Lymph node B cell were purified by negative selection using CD43 microbeads (Miltenyi Biotech) according to the manufacturer’s protocol and passage through an autoMACS Separator (Miltenyi Biotech). For cell sorting, splenocytes or BM cells were stained for CD23, CD93, and IgM F(ab') monomer for 30 min and either B220 or a non-B cell cocktail (antibodies to CD4, CD8, CD11b, Gr1, NK1.1, Ter119) in HBSS, 1% fetal calf serum (FCS), 0.5% BSA. Cells were then sorted on a MoFlo sorter (Dako-Cytomation). Dead cells were excluded by propidium iodide (PI)(BioChemika) uptake. All FACS data were analyzed with FlowJo v. 6.4.1 (TreeStar software).
Calcium elevation and Erk phosphorylation were measured as described previously. For intracellular measurement of phospho-Akt and phospho- ribosomal protein S6, 5×106 splenocytes were warmed to 37°C for 30 min in Iscoves medium supplemented with 1% BSA and 20 mM Hepes. During the final 10 min of warming, the cells were labeled with anti-IgM Fab FITC (Jackson). Cells were then stimulated with 0, 5 or 50 µg/ml goat anti-mouse IgM F(ab’)2 (Jackson) for 30 or 120 minutes. Cells were fixed with 4% paraformaldehyde for 10 minutes (Electron Microscopy Sciences) and permeabilized with ice-cold 100% methanol (Electron Microscopy Sciences). Cells were split into two samples and labeled with rabbit anti-mouse antibodies to phospho-Akt (Ser473) or phospho-S6 ribosomal protein (Ser235/236) (Cell Signaling Technology) for 1 hour. Cells were then washed and labeled with donkey anti-rabbit IgG APC (Jackson Immunoresearch) as well as antibodies to B220 (PE-Cy7), CD23 (PE), and CD24 (Pacific Blue). Cells were analyzed by flow cytometry on an LSR II (BD Biosciences).

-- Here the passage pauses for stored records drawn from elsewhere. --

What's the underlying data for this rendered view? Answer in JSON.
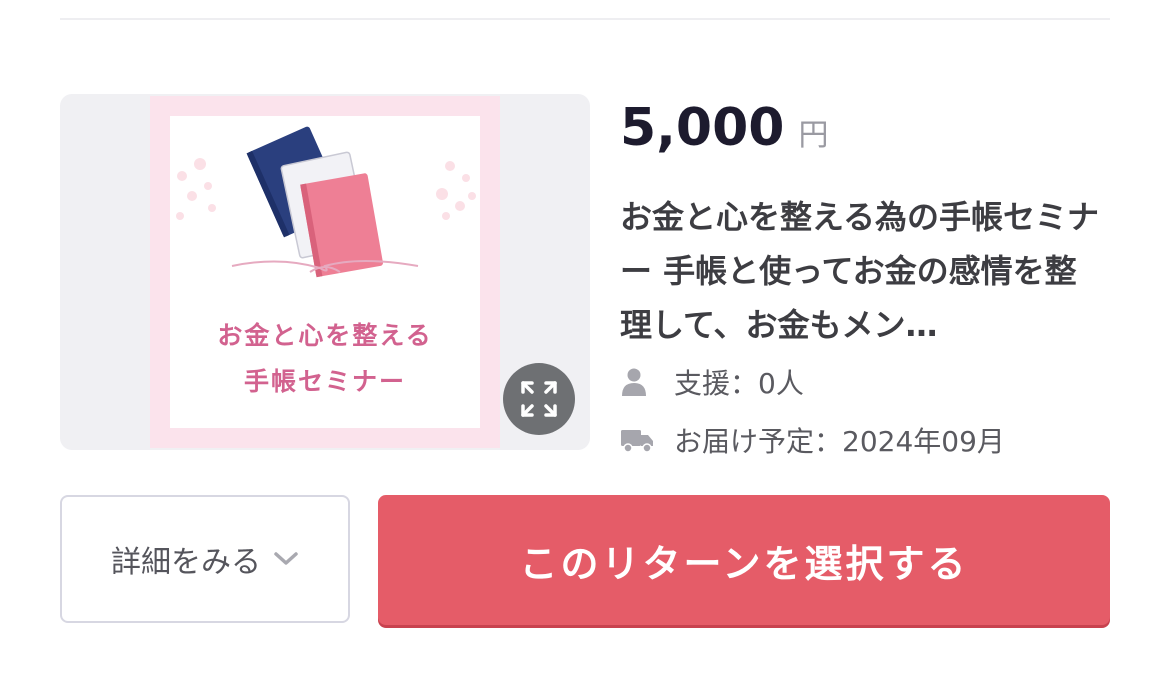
{
  "reward": {
    "price": "5,000",
    "currency": "円",
    "title": "お金と心を整える為の手帳セミナー 手帳と使ってお金の感情を整理して、お金もメン…",
    "supporters": "支援：0人",
    "delivery": "お届け予定：2024年09月",
    "thumbnail": {
      "line1": "お金と心を整える",
      "line2": "手帳セミナー"
    },
    "icons": {
      "expand": "expand-icon",
      "person": "person-icon",
      "truck": "truck-icon",
      "chevron": "chevron-down-icon"
    }
  },
  "actions": {
    "details_label": "詳細をみる",
    "select_label": "このリターンを選択する"
  },
  "colors": {
    "accent": "#e55c68",
    "thumbnail_text": "#d2628f",
    "thumbnail_frame": "#fbe3ec",
    "price_text": "#1d1b2e"
  }
}
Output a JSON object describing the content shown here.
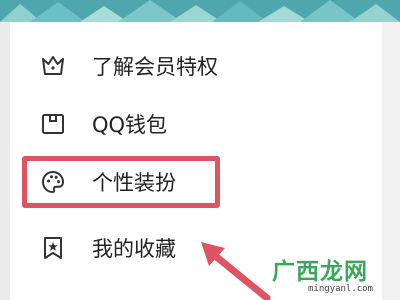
{
  "menu": {
    "items": [
      {
        "label": "了解会员特权",
        "icon": "crown-icon"
      },
      {
        "label": "QQ钱包",
        "icon": "wallet-icon"
      },
      {
        "label": "个性装扮",
        "icon": "palette-icon"
      },
      {
        "label": "我的收藏",
        "icon": "bookmark-star-icon"
      }
    ]
  },
  "annotation": {
    "highlight_color": "#e05363",
    "highlighted_item": "个性装扮"
  },
  "watermark": {
    "text": "广西龙网",
    "url": "mingyanl.com"
  },
  "colors": {
    "banner": "#5fb3b8",
    "icon": "#333333"
  }
}
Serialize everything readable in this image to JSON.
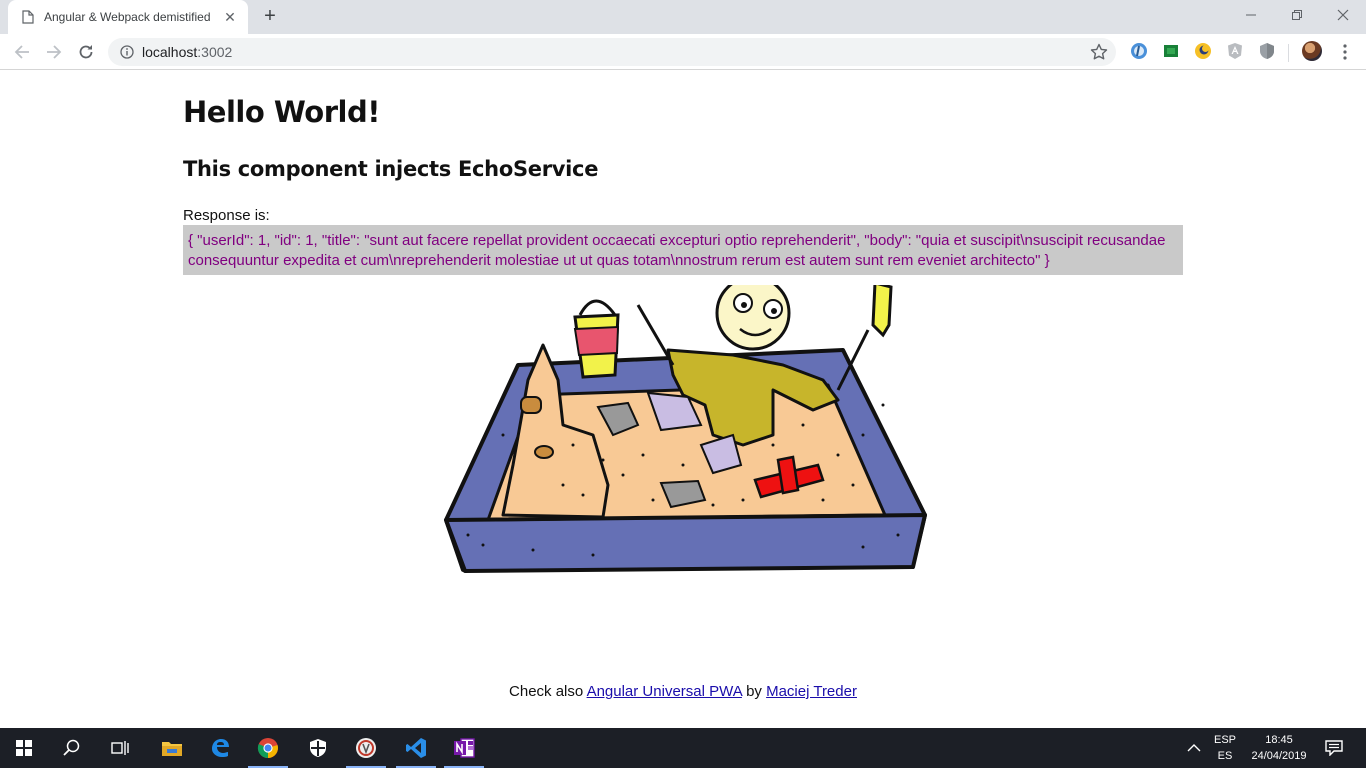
{
  "browser": {
    "tab_title": "Angular & Webpack demistified",
    "url_host": "localhost",
    "url_port": ":3002"
  },
  "page": {
    "heading": "Hello World!",
    "subheading": "This component injects EchoService",
    "response_label": "Response is:",
    "response_json": "{ \"userId\": 1, \"id\": 1, \"title\": \"sunt aut facere repellat provident occaecati excepturi optio reprehenderit\", \"body\": \"quia et suscipit\\nsuscipit recusandae consequuntur expedita et cum\\nreprehenderit molestiae ut ut quas totam\\nnostrum rerum est autem sunt rem eveniet architecto\" }",
    "footer": {
      "prefix": "Check also ",
      "link1": "Angular Universal PWA",
      "middle": " by ",
      "link2": "Maciej Treder"
    }
  },
  "taskbar": {
    "lang_top": "ESP",
    "lang_bottom": "ES",
    "time": "18:45",
    "date": "24/04/2019"
  },
  "icons": [
    "page-icon",
    "close-icon",
    "plus-icon",
    "minimize-icon",
    "restore-icon",
    "back-arrow-icon",
    "forward-arrow-icon",
    "reload-icon",
    "info-icon",
    "star-icon",
    "menu-dots-icon",
    "windows-start-icon",
    "search-icon",
    "task-view-icon",
    "file-explorer-icon",
    "edge-icon",
    "chrome-icon",
    "defender-icon",
    "vscode-icon",
    "onenote-icon",
    "notification-icon"
  ]
}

Sorted splenic B cells from mice of each genotype were suspended at a concentration of 2×106 cells/ml in RPMI 1640 medium with 10% FCS, 20mM HEPES, 2mM glutamine, and 1mM sodium pyruvate in 96-well tissue culture plates (Corning) at 37°C, 5% CO2. The percentage of viable and dead cells was determined after 24 hours of culture by staining cells with propidium iodide (PI) and analyzing cells by FACS for PI uptake and small size by FSC. The accuracy of this method was confirmed by Annexin V staining (data not shown).
Unpaired two-tailed t-test were performed with Prism v.5.0 (GraphPad software).
We thank Dr. Abul Abbas (UCSF) for help with Bim intracellular staining, and Drs. J. Cyster and A. Abbas (UCSF) for providing several mouse stains. This work was supported by U.S. National Institutes of Health Grants AI-20038 and AI-52249 and by NIH training grant T32AI-007334.
Conflict of Interest
The authors declare no financial or commercial conflict of interest.